Dataset items:
============================================================

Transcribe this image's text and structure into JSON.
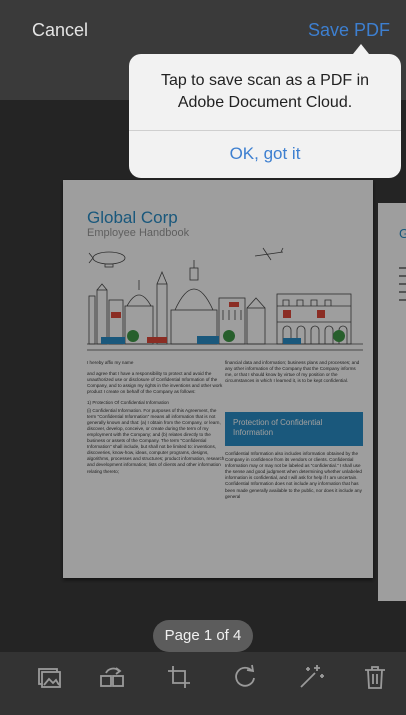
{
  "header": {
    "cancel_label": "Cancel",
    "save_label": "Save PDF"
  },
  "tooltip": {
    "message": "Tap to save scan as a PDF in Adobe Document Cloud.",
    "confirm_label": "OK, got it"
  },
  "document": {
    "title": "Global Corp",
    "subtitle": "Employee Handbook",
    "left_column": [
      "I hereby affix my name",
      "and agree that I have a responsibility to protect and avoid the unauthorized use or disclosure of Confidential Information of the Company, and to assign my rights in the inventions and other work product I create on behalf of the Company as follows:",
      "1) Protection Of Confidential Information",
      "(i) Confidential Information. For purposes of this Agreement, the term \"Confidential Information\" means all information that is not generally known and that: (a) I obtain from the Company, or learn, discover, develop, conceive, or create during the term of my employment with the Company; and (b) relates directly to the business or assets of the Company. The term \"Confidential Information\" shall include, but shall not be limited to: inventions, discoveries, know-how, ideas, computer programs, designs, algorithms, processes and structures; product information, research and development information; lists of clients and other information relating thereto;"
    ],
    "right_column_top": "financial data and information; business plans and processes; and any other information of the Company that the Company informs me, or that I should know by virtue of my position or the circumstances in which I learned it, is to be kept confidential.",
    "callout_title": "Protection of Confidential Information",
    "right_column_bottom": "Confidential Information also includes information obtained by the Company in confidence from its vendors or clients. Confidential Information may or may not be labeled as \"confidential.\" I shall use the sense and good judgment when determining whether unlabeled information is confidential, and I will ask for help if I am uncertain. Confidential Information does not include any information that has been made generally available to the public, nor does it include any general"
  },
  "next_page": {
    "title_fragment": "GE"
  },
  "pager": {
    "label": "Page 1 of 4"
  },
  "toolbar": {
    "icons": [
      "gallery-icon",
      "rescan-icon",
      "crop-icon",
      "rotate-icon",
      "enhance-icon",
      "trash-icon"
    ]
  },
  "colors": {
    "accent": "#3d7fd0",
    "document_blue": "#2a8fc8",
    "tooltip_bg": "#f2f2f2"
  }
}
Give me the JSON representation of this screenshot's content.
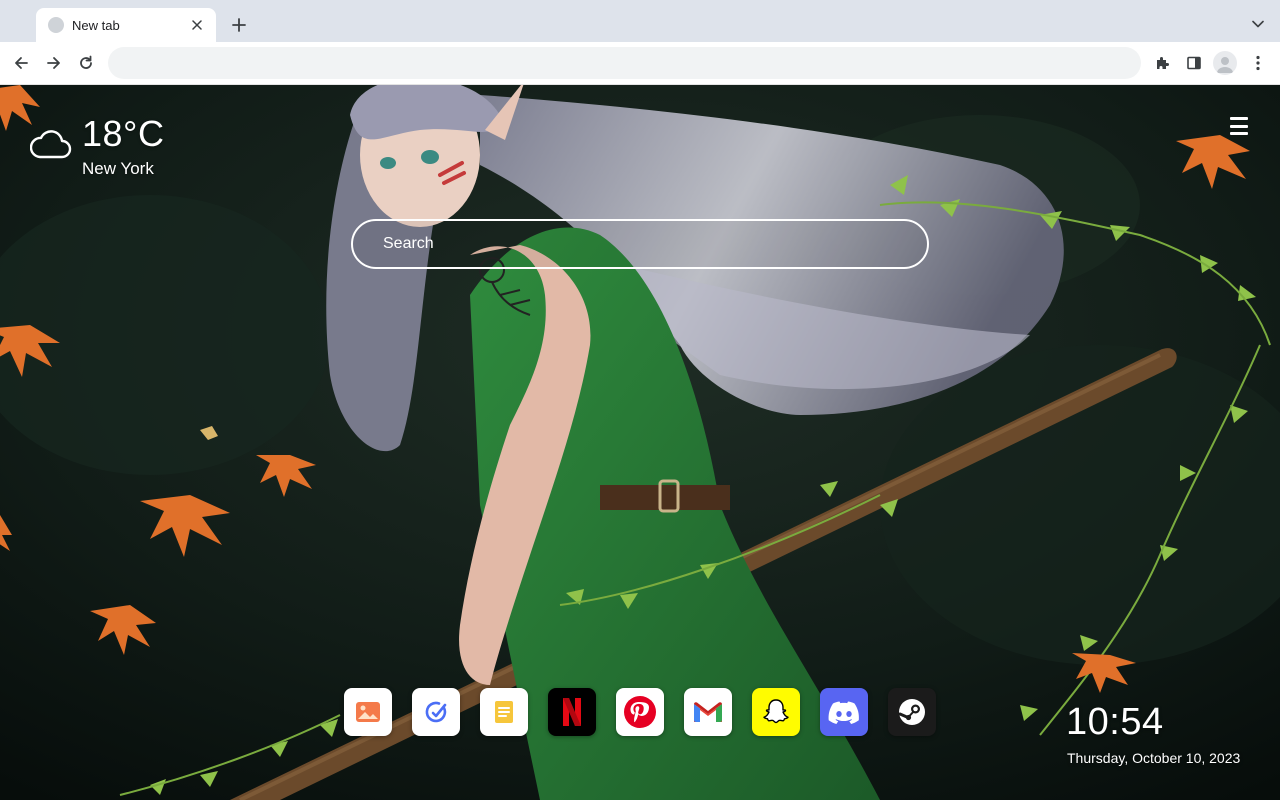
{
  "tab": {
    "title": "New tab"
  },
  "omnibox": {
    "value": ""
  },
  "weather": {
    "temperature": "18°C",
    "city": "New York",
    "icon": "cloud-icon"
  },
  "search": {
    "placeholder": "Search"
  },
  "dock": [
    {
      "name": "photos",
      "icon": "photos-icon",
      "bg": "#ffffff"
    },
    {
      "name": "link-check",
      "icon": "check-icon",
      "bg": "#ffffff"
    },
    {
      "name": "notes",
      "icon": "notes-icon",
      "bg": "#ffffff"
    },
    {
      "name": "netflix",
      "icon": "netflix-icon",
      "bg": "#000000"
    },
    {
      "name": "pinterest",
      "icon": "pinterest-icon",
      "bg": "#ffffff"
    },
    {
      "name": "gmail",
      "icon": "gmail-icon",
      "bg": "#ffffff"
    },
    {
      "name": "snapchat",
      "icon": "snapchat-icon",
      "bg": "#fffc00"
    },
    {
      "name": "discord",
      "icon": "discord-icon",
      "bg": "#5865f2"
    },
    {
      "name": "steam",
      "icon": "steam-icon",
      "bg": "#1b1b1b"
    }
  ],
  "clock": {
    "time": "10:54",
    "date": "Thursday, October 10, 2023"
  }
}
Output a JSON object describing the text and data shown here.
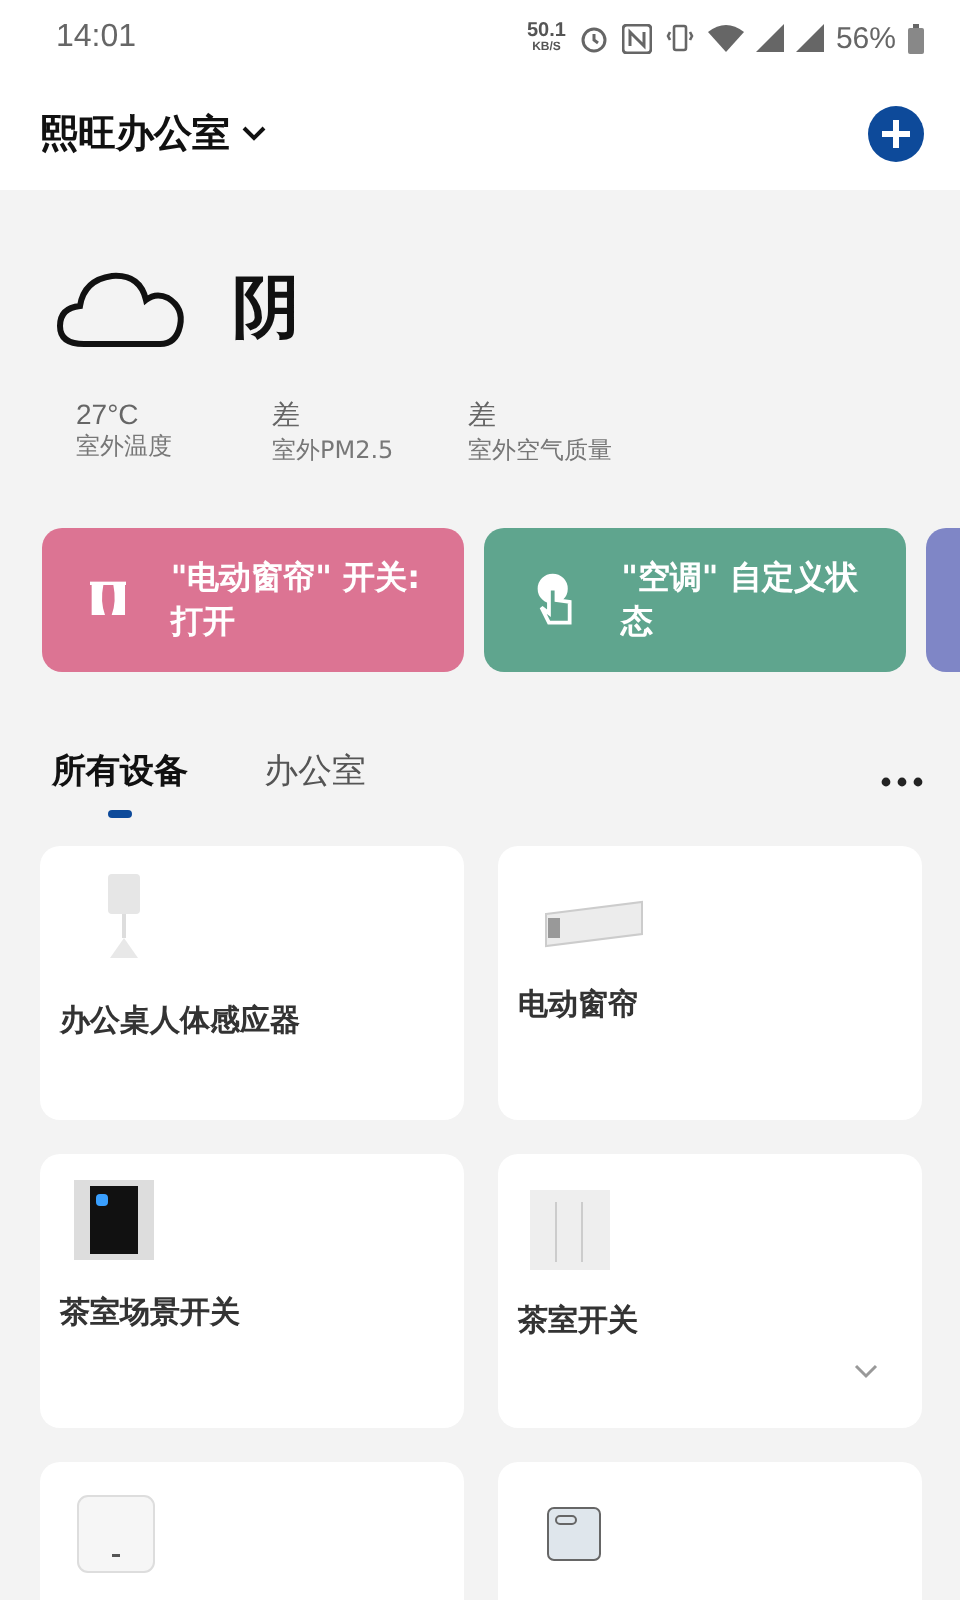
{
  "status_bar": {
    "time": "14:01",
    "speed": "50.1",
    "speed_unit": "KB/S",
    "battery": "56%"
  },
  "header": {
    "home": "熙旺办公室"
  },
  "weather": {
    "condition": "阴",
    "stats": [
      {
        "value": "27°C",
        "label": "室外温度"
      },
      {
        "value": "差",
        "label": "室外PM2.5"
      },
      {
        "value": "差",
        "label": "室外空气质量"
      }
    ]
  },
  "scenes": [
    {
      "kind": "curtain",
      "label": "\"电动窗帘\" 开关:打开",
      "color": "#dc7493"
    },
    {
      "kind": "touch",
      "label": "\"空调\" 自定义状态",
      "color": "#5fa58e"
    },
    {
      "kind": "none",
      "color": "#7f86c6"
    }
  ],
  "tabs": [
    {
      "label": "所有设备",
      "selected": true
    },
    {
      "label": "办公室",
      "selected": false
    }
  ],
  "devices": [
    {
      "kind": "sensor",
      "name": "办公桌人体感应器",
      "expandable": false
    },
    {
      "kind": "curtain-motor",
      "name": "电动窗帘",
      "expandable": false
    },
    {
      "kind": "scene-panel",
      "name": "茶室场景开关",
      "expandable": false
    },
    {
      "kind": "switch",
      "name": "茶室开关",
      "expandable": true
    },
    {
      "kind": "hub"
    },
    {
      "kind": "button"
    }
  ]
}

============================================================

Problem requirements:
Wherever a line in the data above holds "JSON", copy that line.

Answer box:
Transcribe this image's text and structure into JSON.
Give me the JSON representation of this screenshot's content.
Output a JSON object describing the text and data shown here.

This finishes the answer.